++++ Records to use
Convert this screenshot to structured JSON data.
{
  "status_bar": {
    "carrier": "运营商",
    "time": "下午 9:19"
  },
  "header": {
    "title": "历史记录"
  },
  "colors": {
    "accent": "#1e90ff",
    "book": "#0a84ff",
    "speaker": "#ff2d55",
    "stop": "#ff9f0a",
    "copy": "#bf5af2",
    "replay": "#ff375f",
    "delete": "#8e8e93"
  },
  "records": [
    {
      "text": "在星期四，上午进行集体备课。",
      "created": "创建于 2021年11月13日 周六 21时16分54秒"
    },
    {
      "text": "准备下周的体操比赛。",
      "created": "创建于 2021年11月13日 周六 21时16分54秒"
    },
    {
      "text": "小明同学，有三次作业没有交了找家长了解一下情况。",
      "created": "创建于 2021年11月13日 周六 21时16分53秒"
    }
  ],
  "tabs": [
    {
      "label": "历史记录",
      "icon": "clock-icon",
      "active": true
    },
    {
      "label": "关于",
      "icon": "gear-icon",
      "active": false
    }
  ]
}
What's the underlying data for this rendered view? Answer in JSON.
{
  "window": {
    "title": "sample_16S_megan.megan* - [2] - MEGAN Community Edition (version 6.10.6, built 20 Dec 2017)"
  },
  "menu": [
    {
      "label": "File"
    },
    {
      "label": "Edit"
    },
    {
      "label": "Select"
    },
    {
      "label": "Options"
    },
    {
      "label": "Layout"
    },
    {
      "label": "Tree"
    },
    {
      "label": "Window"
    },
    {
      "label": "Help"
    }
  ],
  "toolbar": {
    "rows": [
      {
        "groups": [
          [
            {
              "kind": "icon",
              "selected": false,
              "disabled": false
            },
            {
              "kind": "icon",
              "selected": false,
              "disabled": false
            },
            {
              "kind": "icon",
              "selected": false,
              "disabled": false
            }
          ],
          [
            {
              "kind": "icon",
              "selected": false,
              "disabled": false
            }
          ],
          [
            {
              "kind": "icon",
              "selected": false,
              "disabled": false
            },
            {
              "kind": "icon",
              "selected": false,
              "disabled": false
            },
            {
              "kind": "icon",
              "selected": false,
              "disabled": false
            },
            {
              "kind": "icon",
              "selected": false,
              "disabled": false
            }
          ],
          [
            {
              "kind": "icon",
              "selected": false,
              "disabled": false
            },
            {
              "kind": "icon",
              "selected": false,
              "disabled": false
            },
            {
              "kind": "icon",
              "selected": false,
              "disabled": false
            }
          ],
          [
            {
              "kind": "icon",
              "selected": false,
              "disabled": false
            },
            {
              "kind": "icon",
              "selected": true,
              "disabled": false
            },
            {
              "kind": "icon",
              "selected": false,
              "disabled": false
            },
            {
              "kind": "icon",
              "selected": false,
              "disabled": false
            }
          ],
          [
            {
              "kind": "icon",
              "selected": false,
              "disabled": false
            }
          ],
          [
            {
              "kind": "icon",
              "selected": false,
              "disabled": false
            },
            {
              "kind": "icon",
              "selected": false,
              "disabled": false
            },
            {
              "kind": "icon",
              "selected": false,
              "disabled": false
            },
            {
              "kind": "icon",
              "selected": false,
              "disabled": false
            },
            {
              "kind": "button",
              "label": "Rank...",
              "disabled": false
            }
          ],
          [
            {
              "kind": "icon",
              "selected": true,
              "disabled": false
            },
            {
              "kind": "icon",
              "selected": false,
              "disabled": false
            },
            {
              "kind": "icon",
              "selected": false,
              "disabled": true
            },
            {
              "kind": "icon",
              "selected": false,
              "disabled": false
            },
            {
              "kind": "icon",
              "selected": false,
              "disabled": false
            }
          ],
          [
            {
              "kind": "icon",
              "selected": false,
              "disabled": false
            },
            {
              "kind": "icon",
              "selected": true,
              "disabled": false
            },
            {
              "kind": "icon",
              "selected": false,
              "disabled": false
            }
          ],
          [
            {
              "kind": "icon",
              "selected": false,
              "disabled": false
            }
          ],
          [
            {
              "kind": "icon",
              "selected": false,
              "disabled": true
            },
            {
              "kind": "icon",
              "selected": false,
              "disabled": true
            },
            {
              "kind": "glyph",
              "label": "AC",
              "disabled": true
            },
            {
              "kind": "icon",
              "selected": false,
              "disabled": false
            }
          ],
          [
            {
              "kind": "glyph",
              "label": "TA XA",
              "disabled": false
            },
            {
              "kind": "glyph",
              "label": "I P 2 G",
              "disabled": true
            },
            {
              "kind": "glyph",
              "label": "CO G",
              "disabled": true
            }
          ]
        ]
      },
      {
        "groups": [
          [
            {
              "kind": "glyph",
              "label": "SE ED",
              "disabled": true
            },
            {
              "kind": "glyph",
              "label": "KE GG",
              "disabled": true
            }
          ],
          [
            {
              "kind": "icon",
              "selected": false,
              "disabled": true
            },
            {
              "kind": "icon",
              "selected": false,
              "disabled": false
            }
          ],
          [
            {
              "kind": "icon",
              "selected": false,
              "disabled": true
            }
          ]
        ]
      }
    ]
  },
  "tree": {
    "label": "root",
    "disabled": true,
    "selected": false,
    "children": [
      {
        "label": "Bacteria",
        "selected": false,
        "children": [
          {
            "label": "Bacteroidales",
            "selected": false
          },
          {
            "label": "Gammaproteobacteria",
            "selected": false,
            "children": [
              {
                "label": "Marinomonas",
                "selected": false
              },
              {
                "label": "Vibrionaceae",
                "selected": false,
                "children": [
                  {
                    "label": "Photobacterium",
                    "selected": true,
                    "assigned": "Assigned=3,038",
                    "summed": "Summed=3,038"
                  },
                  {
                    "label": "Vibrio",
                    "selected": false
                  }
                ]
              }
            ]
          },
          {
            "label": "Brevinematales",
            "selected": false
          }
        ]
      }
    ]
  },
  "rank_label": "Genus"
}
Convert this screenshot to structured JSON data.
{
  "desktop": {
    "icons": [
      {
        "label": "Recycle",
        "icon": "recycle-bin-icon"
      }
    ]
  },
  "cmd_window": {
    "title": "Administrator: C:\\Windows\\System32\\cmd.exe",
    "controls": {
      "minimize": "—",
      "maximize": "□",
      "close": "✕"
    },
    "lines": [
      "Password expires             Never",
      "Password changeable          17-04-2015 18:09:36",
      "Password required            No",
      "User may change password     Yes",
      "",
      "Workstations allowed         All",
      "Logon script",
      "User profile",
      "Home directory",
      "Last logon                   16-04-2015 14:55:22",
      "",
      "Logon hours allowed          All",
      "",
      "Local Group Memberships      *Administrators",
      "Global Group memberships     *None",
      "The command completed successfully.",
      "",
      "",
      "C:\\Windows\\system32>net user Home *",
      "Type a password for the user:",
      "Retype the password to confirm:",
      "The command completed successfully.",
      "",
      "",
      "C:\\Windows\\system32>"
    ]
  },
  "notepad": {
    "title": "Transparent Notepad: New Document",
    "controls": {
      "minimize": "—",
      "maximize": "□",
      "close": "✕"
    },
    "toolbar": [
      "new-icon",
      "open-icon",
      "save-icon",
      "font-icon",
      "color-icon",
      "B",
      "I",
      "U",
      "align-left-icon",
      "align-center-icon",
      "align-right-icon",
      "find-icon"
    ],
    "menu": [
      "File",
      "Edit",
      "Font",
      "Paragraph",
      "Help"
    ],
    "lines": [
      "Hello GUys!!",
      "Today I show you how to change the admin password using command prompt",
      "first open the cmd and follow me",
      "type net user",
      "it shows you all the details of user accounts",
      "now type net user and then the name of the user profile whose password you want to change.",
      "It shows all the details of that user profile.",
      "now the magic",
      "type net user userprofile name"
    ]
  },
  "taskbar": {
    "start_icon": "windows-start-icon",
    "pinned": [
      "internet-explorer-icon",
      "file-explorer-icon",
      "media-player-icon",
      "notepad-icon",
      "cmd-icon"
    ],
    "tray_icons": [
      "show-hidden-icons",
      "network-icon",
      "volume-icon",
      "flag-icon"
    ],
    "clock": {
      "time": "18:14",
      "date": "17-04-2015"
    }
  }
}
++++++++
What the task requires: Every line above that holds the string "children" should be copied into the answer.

Response area:
    "children": [
        "children": [
            "children": [
                "children": [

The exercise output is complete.